Task prompt: If a line in the listing below includes the string "Diffs", pull it out.

[[ Supplied data, beginning ]]

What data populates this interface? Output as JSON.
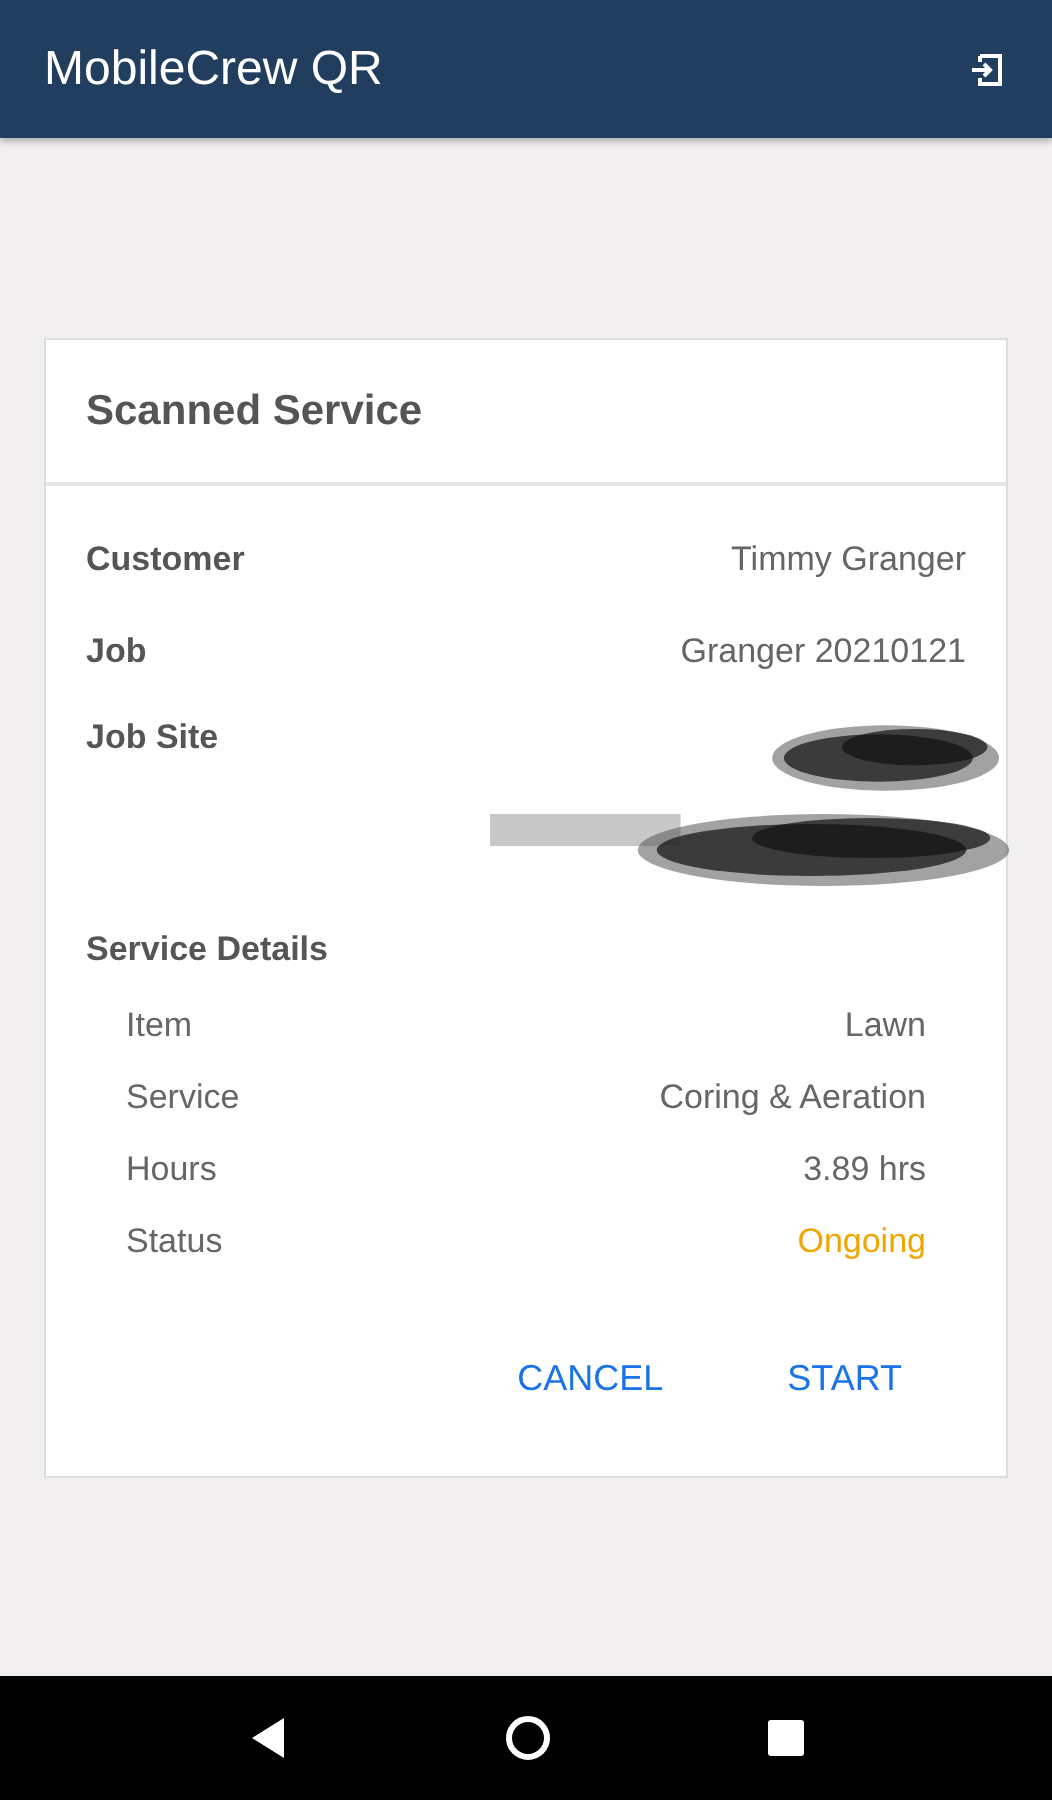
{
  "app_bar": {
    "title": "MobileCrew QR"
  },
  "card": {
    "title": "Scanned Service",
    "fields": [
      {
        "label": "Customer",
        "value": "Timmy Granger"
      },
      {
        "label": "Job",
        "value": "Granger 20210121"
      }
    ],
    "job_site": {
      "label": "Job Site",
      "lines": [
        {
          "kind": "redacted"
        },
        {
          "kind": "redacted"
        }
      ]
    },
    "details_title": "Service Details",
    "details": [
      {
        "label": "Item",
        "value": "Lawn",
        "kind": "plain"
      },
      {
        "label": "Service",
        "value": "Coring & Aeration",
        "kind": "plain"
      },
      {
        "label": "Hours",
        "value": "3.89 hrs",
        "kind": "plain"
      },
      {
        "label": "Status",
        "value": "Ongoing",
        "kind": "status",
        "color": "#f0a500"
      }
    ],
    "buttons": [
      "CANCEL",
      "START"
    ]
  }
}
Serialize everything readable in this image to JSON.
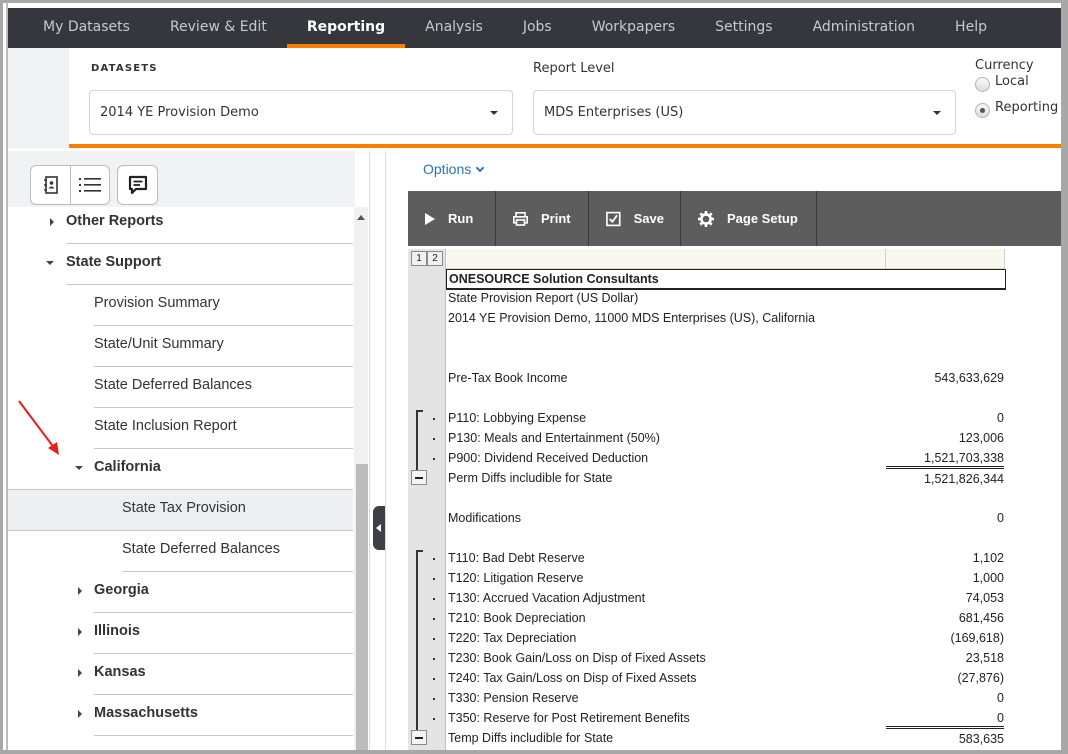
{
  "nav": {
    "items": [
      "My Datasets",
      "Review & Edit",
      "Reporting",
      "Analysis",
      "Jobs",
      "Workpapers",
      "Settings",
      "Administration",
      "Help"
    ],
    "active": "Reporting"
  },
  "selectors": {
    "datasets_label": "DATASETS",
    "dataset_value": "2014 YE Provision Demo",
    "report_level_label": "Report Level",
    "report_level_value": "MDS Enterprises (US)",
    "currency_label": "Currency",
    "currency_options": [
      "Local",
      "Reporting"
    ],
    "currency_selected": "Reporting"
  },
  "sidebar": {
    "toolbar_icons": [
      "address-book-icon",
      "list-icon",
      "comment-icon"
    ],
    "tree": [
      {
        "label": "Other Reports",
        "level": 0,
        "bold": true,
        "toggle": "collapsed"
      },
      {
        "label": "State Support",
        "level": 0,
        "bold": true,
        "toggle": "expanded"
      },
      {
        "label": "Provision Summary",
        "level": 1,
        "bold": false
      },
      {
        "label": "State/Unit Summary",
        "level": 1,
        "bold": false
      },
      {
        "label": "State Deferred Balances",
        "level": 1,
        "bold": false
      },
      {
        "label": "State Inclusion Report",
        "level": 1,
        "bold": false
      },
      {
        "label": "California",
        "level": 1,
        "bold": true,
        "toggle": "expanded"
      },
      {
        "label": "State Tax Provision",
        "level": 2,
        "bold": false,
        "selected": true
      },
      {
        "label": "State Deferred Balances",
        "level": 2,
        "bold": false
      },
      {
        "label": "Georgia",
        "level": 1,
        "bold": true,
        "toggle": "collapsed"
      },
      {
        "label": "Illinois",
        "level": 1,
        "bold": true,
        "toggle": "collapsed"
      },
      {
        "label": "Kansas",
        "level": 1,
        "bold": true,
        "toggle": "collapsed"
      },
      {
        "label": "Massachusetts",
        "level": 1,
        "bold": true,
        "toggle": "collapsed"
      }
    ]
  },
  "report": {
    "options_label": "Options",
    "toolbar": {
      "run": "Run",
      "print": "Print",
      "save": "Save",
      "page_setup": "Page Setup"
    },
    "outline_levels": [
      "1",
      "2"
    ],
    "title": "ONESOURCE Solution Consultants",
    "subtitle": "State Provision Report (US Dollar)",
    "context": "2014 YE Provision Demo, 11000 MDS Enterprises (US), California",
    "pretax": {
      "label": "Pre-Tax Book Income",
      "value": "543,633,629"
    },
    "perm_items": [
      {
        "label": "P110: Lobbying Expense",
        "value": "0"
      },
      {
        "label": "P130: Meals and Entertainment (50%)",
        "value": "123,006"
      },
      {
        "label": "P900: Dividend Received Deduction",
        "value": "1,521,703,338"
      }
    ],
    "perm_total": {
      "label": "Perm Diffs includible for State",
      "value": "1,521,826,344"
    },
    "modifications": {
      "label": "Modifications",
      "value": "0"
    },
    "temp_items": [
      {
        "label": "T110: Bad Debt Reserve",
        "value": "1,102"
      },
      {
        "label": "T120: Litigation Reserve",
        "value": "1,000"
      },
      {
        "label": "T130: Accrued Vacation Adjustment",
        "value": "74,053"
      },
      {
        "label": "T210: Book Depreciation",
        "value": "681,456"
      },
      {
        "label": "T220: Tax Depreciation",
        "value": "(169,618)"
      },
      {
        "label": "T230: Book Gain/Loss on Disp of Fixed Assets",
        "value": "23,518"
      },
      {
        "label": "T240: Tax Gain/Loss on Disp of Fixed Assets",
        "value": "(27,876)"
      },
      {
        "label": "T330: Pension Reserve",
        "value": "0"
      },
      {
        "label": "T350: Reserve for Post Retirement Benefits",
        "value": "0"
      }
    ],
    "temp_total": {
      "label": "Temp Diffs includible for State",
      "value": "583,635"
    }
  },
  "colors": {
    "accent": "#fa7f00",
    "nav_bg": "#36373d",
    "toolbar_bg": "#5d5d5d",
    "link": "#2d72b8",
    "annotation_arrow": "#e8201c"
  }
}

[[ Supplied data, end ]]

Task solution:
      "label": "Perm Diffs includible for State",
      "label": "Temp Diffs includible for State",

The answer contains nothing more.